There is a reason why Route 62 features in so many blogs and photographs! Here I find myself rushing through the most beautiful cloudy landscape because I forgot to fill up in the previous town and am now freaking out about getting stranded on a Saturday with only half a pack of biltong in my car. It eventually started raining to make me feel less guilty about only stopping for a photo every 30km, but then the light became so soft that it became even harder to focus on fuel economy. Well, I eventually found fuel, but let me just advise you that not all petrol stations along Route 62 are open over weekends, so don't pass up an opportunity to fill up!

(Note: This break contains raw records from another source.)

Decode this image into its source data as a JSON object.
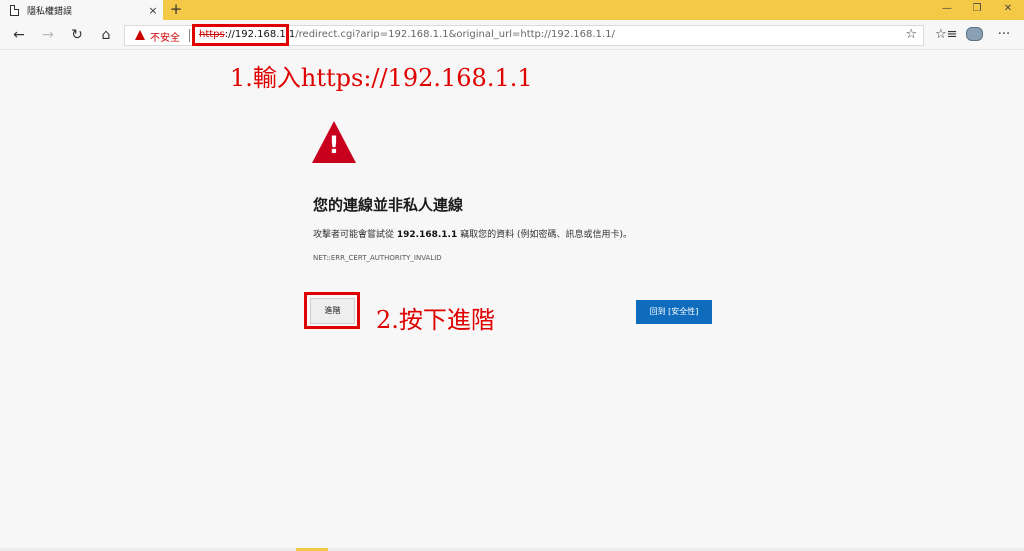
{
  "tab": {
    "title": "隱私權錯誤",
    "close": "×",
    "new_tab": "+"
  },
  "window": {
    "minimize": "—",
    "maximize": "❐",
    "close": "✕"
  },
  "nav": {
    "back": "←",
    "forward": "→",
    "refresh": "↻",
    "home": "⌂"
  },
  "address": {
    "security_label": "不安全",
    "protocol": "https",
    "host_part": "://192.168.1.1",
    "rest": "/redirect.cgi?arip=192.168.1.1&original_url=http://192.168.1.1/",
    "favorite_star": "☆"
  },
  "toolbar": {
    "favorites": "☆≡",
    "more": "···"
  },
  "page": {
    "heading": "您的連線並非私人連線",
    "desc_prefix": "攻擊者可能會嘗試從 ",
    "desc_host": "192.168.1.1",
    "desc_suffix": " 竊取您的資料 (例如密碼、訊息或信用卡)。",
    "error_code": "NET::ERR_CERT_AUTHORITY_INVALID",
    "advanced_button": "進階",
    "back_button": "回到 [安全性]"
  },
  "annotations": {
    "step1": "1.輸入https://192.168.1.1",
    "step2": "2.按下進階"
  },
  "colors": {
    "accent": "#f5c948",
    "danger": "#c8001e",
    "primary": "#0f6cbd",
    "annotation": "#e00000"
  }
}
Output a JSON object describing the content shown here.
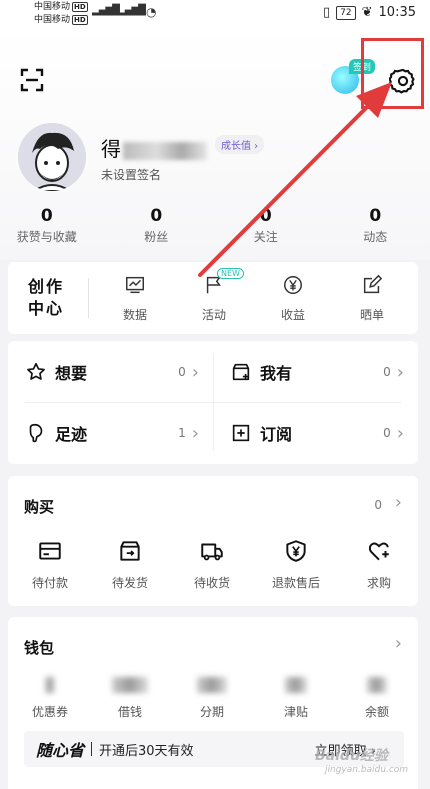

I live my city lifestyle unashamedly. I have cellphone signal 24/7, and the petrol station cafe will provide most of what I could possibly run out of at 3 a.m. (usually chocolate - I'm not complicated). The list goes on, but the point is, my childhood days in a seaside village with no Eskom, no tv, and gas geysers, are long forgotten. It was with a shock then, that on our trip through the Eastern Cape, something awoke in me a nostalgia that I was totally unaware of. I say 'something', but I've pinpointed the culprit. On my various travels, I've experienced the spectrum of accommodation, from the bare essentials to every luxury, but it has been a while since I've stayed at a farm cottage. On our Eastern Cape trip, however, these were the venues that we favoured.
Farm cottages are invariably furnished with pieces that look like they have been passed down a generation or two, and the doors and windows tend to creak gently. Wooden floors, worn carpets, dusty tiles... the mere thought would give a Hilton hotel GM a heart attack. Yet, somehow, when you kick off your dirty boots and sit down at the massive wooden dining table for a cup of coffee, it all comes together to transport you into another world, and the message is clear. Switch off the devices - they won't have signal here anyway. Stop stressing about the bright lights - not even a helicopter could get you there fast enough to make a difference. Take off the suit and tie - it will just get dusty here. Relax. If you've ever been into the main homestead on a farm, you'll know that the best furniture is often reserved for the guests, and after a while you forget about the pristinely sterile city lodgings you're used to, and start to appreciate the volumes of character that these cottages exude. When this mental transition occurs, you are ready to appreciate the forgotten luxury of the bare essentials. You are now on holiday.